■ **Material for this task**:

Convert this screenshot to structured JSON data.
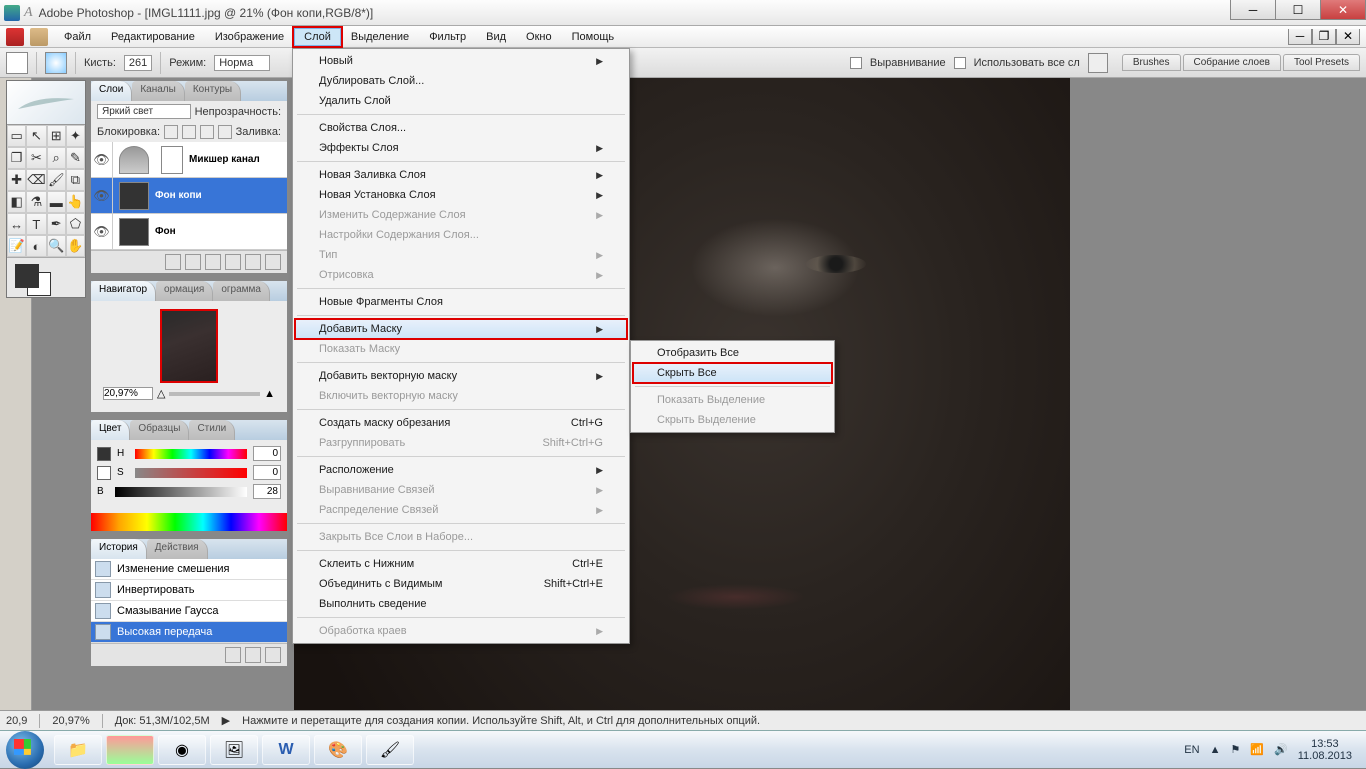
{
  "title": "Adobe Photoshop - [IMGL1111.jpg @ 21% (Фон копи,RGB/8*)]",
  "menubar": [
    "Файл",
    "Редактирование",
    "Изображение",
    "Слой",
    "Выделение",
    "Фильтр",
    "Вид",
    "Окно",
    "Помощь"
  ],
  "menubar_open_index": 3,
  "optbar": {
    "brush_label": "Кисть:",
    "brush_size": "261",
    "mode_label": "Режим:",
    "mode_value": "Норма",
    "align_label": "Выравнивание",
    "useall_label": "Использовать все сл",
    "tabs": [
      "Brushes",
      "Собрание слоев",
      "Tool Presets"
    ]
  },
  "layers_panel": {
    "tabs": [
      "Слои",
      "Каналы",
      "Контуры"
    ],
    "blend_label": "Яркий свет",
    "opacity_label": "Непрозрачность:",
    "lock_label": "Блокировка:",
    "fill_label": "Заливка:",
    "layers": [
      {
        "name": "Микшер канал",
        "sel": false,
        "mixer": true
      },
      {
        "name": "Фон копи",
        "sel": true
      },
      {
        "name": "Фон",
        "sel": false
      }
    ]
  },
  "navigator": {
    "tabs": [
      "Навигатор",
      "ормация",
      "ограмма"
    ],
    "zoom": "20,97%"
  },
  "color_panel": {
    "tabs": [
      "Цвет",
      "Образцы",
      "Стили"
    ],
    "rows": [
      {
        "lbl": "H",
        "val": "0"
      },
      {
        "lbl": "S",
        "val": "0"
      },
      {
        "lbl": "B",
        "val": "28"
      }
    ]
  },
  "history_panel": {
    "tabs": [
      "История",
      "Действия"
    ],
    "items": [
      {
        "name": "Изменение смешения",
        "sel": false
      },
      {
        "name": "Инвертировать",
        "sel": false
      },
      {
        "name": "Смазывание Гаусса",
        "sel": false
      },
      {
        "name": "Высокая передача",
        "sel": true
      }
    ]
  },
  "dropdown": [
    {
      "t": "Новый",
      "arrow": true
    },
    {
      "t": "Дублировать Слой..."
    },
    {
      "t": "Удалить Слой"
    },
    {
      "sep": true
    },
    {
      "t": "Свойства Слоя..."
    },
    {
      "t": "Эффекты Слоя",
      "arrow": true
    },
    {
      "sep": true
    },
    {
      "t": "Новая Заливка Слоя",
      "arrow": true
    },
    {
      "t": "Новая Установка Слоя",
      "arrow": true
    },
    {
      "t": "Изменить Содержание Слоя",
      "arrow": true,
      "disabled": true
    },
    {
      "t": "Настройки Содержания Слоя...",
      "disabled": true
    },
    {
      "t": "Тип",
      "arrow": true,
      "disabled": true
    },
    {
      "t": "Отрисовка",
      "arrow": true,
      "disabled": true
    },
    {
      "sep": true
    },
    {
      "t": "Новые Фрагменты Слоя"
    },
    {
      "sep": true
    },
    {
      "t": "Добавить Маску",
      "arrow": true,
      "hover": true,
      "hred": true
    },
    {
      "t": "Показать Маску",
      "disabled": true
    },
    {
      "sep": true
    },
    {
      "t": "Добавить векторную маску",
      "arrow": true
    },
    {
      "t": "Включить векторную маску",
      "disabled": true
    },
    {
      "sep": true
    },
    {
      "t": "Создать маску обрезания",
      "sc": "Ctrl+G"
    },
    {
      "t": "Разгруппировать",
      "sc": "Shift+Ctrl+G",
      "disabled": true
    },
    {
      "sep": true
    },
    {
      "t": "Расположение",
      "arrow": true
    },
    {
      "t": "Выравнивание Связей",
      "arrow": true,
      "disabled": true
    },
    {
      "t": "Распределение Связей",
      "arrow": true,
      "disabled": true
    },
    {
      "sep": true
    },
    {
      "t": "Закрыть Все Слои в Наборе...",
      "disabled": true
    },
    {
      "sep": true
    },
    {
      "t": "Склеить с Нижним",
      "sc": "Ctrl+E"
    },
    {
      "t": "Объединить с Видимым",
      "sc": "Shift+Ctrl+E"
    },
    {
      "t": "Выполнить сведение"
    },
    {
      "sep": true
    },
    {
      "t": "Обработка краев",
      "arrow": true,
      "disabled": true
    }
  ],
  "submenu": [
    {
      "t": "Отобразить Все"
    },
    {
      "t": "Скрыть Все",
      "hover": true,
      "hred": true
    },
    {
      "sep": true
    },
    {
      "t": "Показать Выделение",
      "disabled": true
    },
    {
      "t": "Скрыть Выделение",
      "disabled": true
    }
  ],
  "statusbar": {
    "z1": "20,9",
    "z2": "20,97%",
    "doc": "Док: 51,3M/102,5M",
    "hint": "Нажмите и перетащите для создания копии.  Используйте Shift, Alt, и Ctrl для дополнительных опций."
  },
  "tray": {
    "lang": "EN",
    "time": "13:53",
    "date": "11.08.2013"
  }
}
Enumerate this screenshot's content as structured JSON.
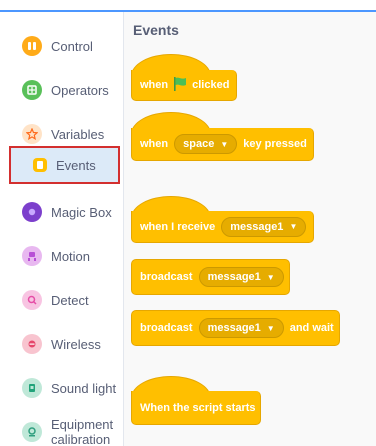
{
  "sidebar": {
    "items": [
      {
        "label": "Control",
        "icon": "control-icon",
        "color": "#ffab19"
      },
      {
        "label": "Operators",
        "icon": "operators-icon",
        "color": "#59c059"
      },
      {
        "label": "Variables",
        "icon": "variables-icon",
        "color": "#ff8c1a"
      },
      {
        "label": "Events",
        "icon": "events-icon",
        "color": "#ffbf00",
        "selected": true
      },
      {
        "label": "Magic Box",
        "icon": "magic-box-icon",
        "color": "#7c3fcc"
      },
      {
        "label": "Motion",
        "icon": "motion-icon",
        "color": "#b84fd6"
      },
      {
        "label": "Detect",
        "icon": "detect-icon",
        "color": "#e64da6"
      },
      {
        "label": "Wireless",
        "icon": "wireless-icon",
        "color": "#e6456b"
      },
      {
        "label": "Sound light",
        "icon": "sound-light-icon",
        "color": "#21a37a"
      },
      {
        "label": "Equipment",
        "label_line2": "calibration",
        "icon": "equipment-calibration-icon",
        "color": "#2e9e7e"
      }
    ]
  },
  "workspace": {
    "title": "Events",
    "blocks": {
      "when_flag": {
        "prefix": "when",
        "suffix": "clicked"
      },
      "when_key": {
        "prefix": "when",
        "key": "space",
        "suffix": "key pressed"
      },
      "when_receive": {
        "prefix": "when I receive",
        "message": "message1"
      },
      "broadcast": {
        "prefix": "broadcast",
        "message": "message1"
      },
      "broadcast_wait": {
        "prefix": "broadcast",
        "message": "message1",
        "suffix": "and wait"
      },
      "script_starts": {
        "label": "When the script starts"
      }
    },
    "dropdown_glyph": "▼"
  },
  "colors": {
    "accent": "#4c97ff",
    "events_block": "#ffbf00",
    "selected_bg": "#dceaf8",
    "selected_border": "#d32f2f",
    "flag": "#4cbf56"
  }
}
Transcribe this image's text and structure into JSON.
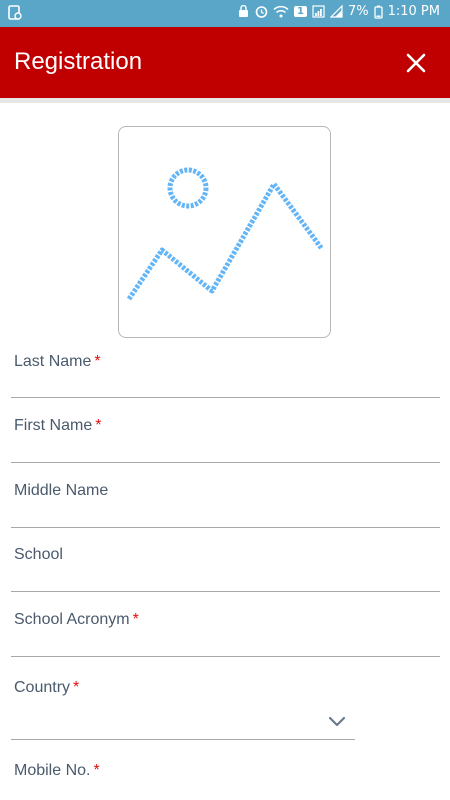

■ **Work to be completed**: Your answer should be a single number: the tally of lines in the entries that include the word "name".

■ **Your solution**: 7